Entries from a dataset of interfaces
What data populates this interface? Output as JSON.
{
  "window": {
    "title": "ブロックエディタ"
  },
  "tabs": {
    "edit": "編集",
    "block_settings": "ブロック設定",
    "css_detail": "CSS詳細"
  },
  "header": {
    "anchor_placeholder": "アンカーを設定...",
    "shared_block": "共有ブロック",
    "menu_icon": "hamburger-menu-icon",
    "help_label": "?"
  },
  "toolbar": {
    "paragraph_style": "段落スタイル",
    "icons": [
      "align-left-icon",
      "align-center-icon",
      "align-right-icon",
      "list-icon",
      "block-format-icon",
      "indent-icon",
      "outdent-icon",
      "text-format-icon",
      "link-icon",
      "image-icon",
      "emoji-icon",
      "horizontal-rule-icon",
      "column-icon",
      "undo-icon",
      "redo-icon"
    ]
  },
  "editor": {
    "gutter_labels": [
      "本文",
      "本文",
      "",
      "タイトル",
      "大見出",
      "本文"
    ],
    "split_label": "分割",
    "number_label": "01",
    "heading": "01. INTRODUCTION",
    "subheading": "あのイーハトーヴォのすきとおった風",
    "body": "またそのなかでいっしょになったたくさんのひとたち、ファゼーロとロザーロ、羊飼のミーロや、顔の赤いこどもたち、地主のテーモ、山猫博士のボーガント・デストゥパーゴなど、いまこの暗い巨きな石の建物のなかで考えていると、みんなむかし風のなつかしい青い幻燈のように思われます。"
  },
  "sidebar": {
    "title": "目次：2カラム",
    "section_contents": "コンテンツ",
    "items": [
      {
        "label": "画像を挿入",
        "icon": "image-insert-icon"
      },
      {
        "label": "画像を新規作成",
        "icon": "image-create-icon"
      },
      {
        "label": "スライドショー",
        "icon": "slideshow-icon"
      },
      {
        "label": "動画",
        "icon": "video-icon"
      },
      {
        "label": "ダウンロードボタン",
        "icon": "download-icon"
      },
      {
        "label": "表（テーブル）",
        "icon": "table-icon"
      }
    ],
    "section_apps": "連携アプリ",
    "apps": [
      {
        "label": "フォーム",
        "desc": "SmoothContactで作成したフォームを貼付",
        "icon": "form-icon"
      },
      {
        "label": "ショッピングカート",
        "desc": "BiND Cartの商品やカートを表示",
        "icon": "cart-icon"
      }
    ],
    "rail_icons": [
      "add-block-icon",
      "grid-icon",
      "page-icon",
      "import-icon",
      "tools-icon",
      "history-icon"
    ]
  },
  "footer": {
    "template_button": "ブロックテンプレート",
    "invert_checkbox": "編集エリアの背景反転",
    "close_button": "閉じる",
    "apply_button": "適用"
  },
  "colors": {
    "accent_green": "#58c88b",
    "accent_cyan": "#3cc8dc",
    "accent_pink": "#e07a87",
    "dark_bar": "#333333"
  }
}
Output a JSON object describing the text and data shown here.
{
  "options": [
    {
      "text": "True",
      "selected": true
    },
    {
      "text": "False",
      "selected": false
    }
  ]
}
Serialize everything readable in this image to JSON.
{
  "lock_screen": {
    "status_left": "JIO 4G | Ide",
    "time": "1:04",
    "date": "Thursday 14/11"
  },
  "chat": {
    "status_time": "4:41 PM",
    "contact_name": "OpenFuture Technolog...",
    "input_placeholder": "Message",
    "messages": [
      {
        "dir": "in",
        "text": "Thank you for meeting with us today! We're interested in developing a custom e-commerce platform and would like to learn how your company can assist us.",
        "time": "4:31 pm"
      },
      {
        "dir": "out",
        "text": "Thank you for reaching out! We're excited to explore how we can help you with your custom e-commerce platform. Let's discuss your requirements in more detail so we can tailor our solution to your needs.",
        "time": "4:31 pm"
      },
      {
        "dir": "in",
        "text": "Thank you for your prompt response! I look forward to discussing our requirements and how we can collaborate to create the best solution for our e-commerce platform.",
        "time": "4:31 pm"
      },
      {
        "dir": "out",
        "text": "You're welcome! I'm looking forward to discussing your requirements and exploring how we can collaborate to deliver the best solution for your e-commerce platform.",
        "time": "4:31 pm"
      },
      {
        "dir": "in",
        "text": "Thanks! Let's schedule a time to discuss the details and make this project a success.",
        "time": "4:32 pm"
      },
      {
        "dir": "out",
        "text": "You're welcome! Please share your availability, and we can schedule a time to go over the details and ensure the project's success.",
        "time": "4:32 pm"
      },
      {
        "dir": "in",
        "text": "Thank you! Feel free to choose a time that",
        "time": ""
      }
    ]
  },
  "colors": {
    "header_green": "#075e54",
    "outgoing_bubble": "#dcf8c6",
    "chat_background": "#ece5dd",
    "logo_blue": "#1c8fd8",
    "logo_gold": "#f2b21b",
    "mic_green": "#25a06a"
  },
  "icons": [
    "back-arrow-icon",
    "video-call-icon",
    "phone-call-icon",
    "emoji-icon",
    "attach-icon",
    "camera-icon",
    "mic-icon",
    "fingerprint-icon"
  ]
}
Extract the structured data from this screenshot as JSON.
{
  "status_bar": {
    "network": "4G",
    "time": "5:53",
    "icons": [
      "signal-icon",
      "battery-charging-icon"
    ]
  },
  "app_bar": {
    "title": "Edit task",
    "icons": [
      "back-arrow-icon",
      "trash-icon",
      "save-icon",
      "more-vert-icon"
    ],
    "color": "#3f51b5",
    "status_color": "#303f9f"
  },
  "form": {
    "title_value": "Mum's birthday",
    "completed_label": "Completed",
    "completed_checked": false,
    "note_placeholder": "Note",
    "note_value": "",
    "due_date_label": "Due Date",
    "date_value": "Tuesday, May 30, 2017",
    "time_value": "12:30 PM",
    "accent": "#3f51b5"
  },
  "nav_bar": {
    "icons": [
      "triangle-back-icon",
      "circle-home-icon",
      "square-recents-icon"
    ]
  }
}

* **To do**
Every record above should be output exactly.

* **Task solution**
What data populates this interface? Output as JSON.
{
  "window": {
    "title": "ブロックエディタ"
  },
  "tabs": {
    "edit": "編集",
    "block_settings": "ブロック設定",
    "css_detail": "CSS詳細"
  },
  "header": {
    "anchor_placeholder": "アンカーを設定...",
    "shared_block": "共有ブロック",
    "menu_icon": "hamburger-menu-icon",
    "help_label": "?"
  },
  "toolbar": {
    "paragraph_style": "段落スタイル",
    "icons": [
      "align-left-icon",
      "align-center-icon",
      "align-right-icon",
      "list-icon",
      "block-format-icon",
      "indent-icon",
      "outdent-icon",
      "text-format-icon",
      "link-icon",
      "image-icon",
      "emoji-icon",
      "horizontal-rule-icon",
      "column-icon",
      "undo-icon",
      "redo-icon"
    ]
  },
  "editor": {
    "gutter_labels": [
      "本文",
      "本文",
      "",
      "タイトル",
      "大見出",
      "本文"
    ],
    "split_label": "分割",
    "number_label": "01",
    "heading": "01. INTRODUCTION",
    "subheading": "あのイーハトーヴォのすきとおった風",
    "body": "またそのなかでいっしょになったたくさんのひとたち、ファゼーロとロザーロ、羊飼のミーロや、顔の赤いこどもたち、地主のテーモ、山猫博士のボーガント・デストゥパーゴなど、いまこの暗い巨きな石の建物のなかで考えていると、みんなむかし風のなつかしい青い幻燈のように思われます。"
  },
  "sidebar": {
    "title": "目次：2カラム",
    "section_contents": "コンテンツ",
    "items": [
      {
        "label": "画像を挿入",
        "icon": "image-insert-icon"
      },
      {
        "label": "画像を新規作成",
        "icon": "image-create-icon"
      },
      {
        "label": "スライドショー",
        "icon": "slideshow-icon"
      },
      {
        "label": "動画",
        "icon": "video-icon"
      },
      {
        "label": "ダウンロードボタン",
        "icon": "download-icon"
      },
      {
        "label": "表（テーブル）",
        "icon": "table-icon"
      }
    ],
    "section_apps": "連携アプリ",
    "apps": [
      {
        "label": "フォーム",
        "desc": "SmoothContactで作成したフォームを貼付",
        "icon": "form-icon"
      },
      {
        "label": "ショッピングカート",
        "desc": "BiND Cartの商品やカートを表示",
        "icon": "cart-icon"
      }
    ],
    "rail_icons": [
      "add-block-icon",
      "grid-icon",
      "page-icon",
      "import-icon",
      "tools-icon",
      "history-icon"
    ]
  },
  "footer": {
    "template_button": "ブロックテンプレート",
    "invert_checkbox": "編集エリアの背景反転",
    "close_button": "閉じる",
    "apply_button": "適用"
  },
  "colors": {
    "accent_green": "#58c88b",
    "accent_cyan": "#3cc8dc",
    "accent_pink": "#e07a87",
    "dark_bar": "#333333"
  }
}
Output a JSON object describing the text and data shown here.
{
  "options": [
    {
      "text": "True",
      "selected": true
    },
    {
      "text": "False",
      "selected": false
    }
  ]
}
Serialize everything readable in this image to JSON.
{
  "lock_screen": {
    "status_left": "JIO 4G | Ide",
    "time": "1:04",
    "date": "Thursday 14/11"
  },
  "chat": {
    "status_time": "4:41 PM",
    "contact_name": "OpenFuture Technolog...",
    "input_placeholder": "Message",
    "messages": [
      {
        "dir": "in",
        "text": "Thank you for meeting with us today! We're interested in developing a custom e-commerce platform and would like to learn how your company can assist us.",
        "time": "4:31 pm"
      },
      {
        "dir": "out",
        "text": "Thank you for reaching out! We're excited to explore how we can help you with your custom e-commerce platform. Let's discuss your requirements in more detail so we can tailor our solution to your needs.",
        "time": "4:31 pm"
      },
      {
        "dir": "in",
        "text": "Thank you for your prompt response! I look forward to discussing our requirements and how we can collaborate to create the best solution for our e-commerce platform.",
        "time": "4:31 pm"
      },
      {
        "dir": "out",
        "text": "You're welcome! I'm looking forward to discussing your requirements and exploring how we can collaborate to deliver the best solution for your e-commerce platform.",
        "time": "4:31 pm"
      },
      {
        "dir": "in",
        "text": "Thanks! Let's schedule a time to discuss the details and make this project a success.",
        "time": "4:32 pm"
      },
      {
        "dir": "out",
        "text": "You're welcome! Please share your availability, and we can schedule a time to go over the details and ensure the project's success.",
        "time": "4:32 pm"
      },
      {
        "dir": "in",
        "text": "Thank you! Feel free to choose a time that",
        "time": ""
      }
    ]
  },
  "colors": {
    "header_green": "#075e54",
    "outgoing_bubble": "#dcf8c6",
    "chat_background": "#ece5dd",
    "logo_blue": "#1c8fd8",
    "logo_gold": "#f2b21b",
    "mic_green": "#25a06a"
  },
  "icons": [
    "back-arrow-icon",
    "video-call-icon",
    "phone-call-icon",
    "emoji-icon",
    "attach-icon",
    "camera-icon",
    "mic-icon",
    "fingerprint-icon"
  ]
}
Extract the structured data from this screenshot as JSON.
{
  "status_bar": {
    "network": "4G",
    "time": "5:53",
    "icons": [
      "signal-icon",
      "battery-charging-icon"
    ]
  },
  "app_bar": {
    "title": "Edit task",
    "icons": [
      "back-arrow-icon",
      "trash-icon",
      "save-icon",
      "more-vert-icon"
    ],
    "color": "#3f51b5",
    "status_color": "#303f9f"
  },
  "form": {
    "title_value": "Mum's birthday",
    "completed_label": "Completed",
    "completed_checked": false,
    "note_placeholder": "Note",
    "note_value": "",
    "due_date_label": "Due Date",
    "date_value": "Tuesday, May 30, 2017",
    "time_value": "12:30 PM",
    "accent": "#3f51b5"
  },
  "nav_bar": {
    "icons": [
      "triangle-back-icon",
      "circle-home-icon",
      "square-recents-icon"
    ]
  }
}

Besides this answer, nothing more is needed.